## WORK TO BE COMPLETED
All of the data goes into your copy exactly as written. Images do not.

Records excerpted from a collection
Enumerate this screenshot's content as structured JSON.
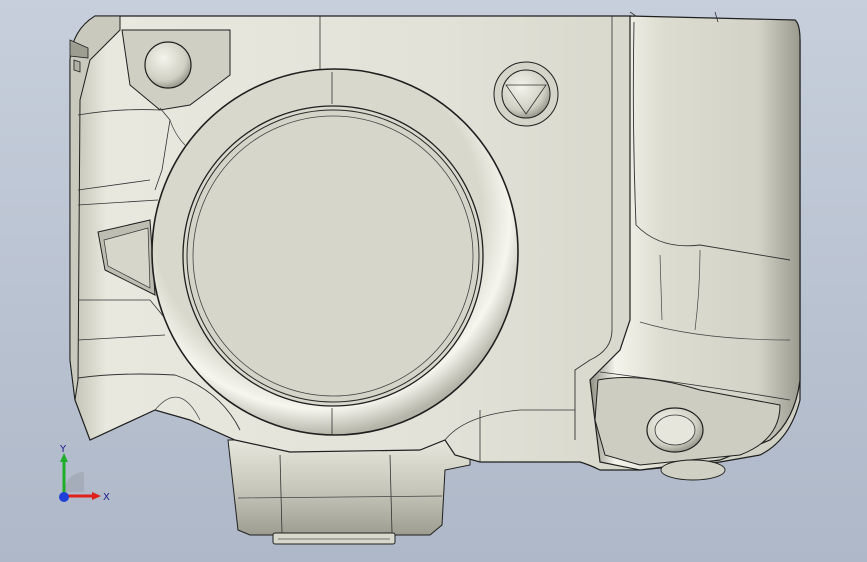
{
  "viewport": {
    "background_top": "#c7cfdc",
    "background_bottom": "#aeb8c8",
    "model_fill": "#dcdcd0",
    "model_edge": "#1f1f1f"
  },
  "triad": {
    "x_label": "X",
    "y_label": "Y",
    "x_color": "#e0201c",
    "y_color": "#1fae2a",
    "z_color": "#1f3fd8"
  }
}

## EXERCISE RESPONSE
Enumerate this screenshot's content as structured JSON.
{
  "viewport": {
    "background_top": "#c7cfdc",
    "background_bottom": "#aeb8c8",
    "model_fill": "#dcdcd0",
    "model_edge": "#1f1f1f"
  },
  "triad": {
    "x_label": "X",
    "y_label": "Y",
    "x_color": "#e0201c",
    "y_color": "#1fae2a",
    "z_color": "#1f3fd8"
  }
}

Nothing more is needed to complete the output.